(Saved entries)
════════════════════
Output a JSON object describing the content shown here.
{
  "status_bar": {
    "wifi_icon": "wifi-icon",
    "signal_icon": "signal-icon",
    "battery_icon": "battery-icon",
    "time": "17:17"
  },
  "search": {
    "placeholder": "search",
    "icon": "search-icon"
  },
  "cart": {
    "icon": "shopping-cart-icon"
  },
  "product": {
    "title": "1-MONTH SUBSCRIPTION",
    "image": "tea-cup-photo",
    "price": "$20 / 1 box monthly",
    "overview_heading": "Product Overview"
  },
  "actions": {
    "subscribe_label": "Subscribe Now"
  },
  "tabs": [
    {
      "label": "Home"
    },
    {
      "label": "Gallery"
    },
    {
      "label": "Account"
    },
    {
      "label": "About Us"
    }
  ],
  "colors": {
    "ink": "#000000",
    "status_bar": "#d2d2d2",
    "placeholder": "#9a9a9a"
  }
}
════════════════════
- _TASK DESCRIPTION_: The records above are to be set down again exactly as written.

- _ANSWER FOR THIS EXERCISE_:
Output a JSON object describing the content shown here.
{
  "status_bar": {
    "wifi_icon": "wifi-icon",
    "signal_icon": "signal-icon",
    "battery_icon": "battery-icon",
    "time": "17:17"
  },
  "search": {
    "placeholder": "search",
    "icon": "search-icon"
  },
  "cart": {
    "icon": "shopping-cart-icon"
  },
  "product": {
    "title": "1-MONTH SUBSCRIPTION",
    "image": "tea-cup-photo",
    "price": "$20 / 1 box monthly",
    "overview_heading": "Product Overview"
  },
  "actions": {
    "subscribe_label": "Subscribe Now"
  },
  "tabs": [
    {
      "label": "Home"
    },
    {
      "label": "Gallery"
    },
    {
      "label": "Account"
    },
    {
      "label": "About Us"
    }
  ],
  "colors": {
    "ink": "#000000",
    "status_bar": "#d2d2d2",
    "placeholder": "#9a9a9a"
  }
}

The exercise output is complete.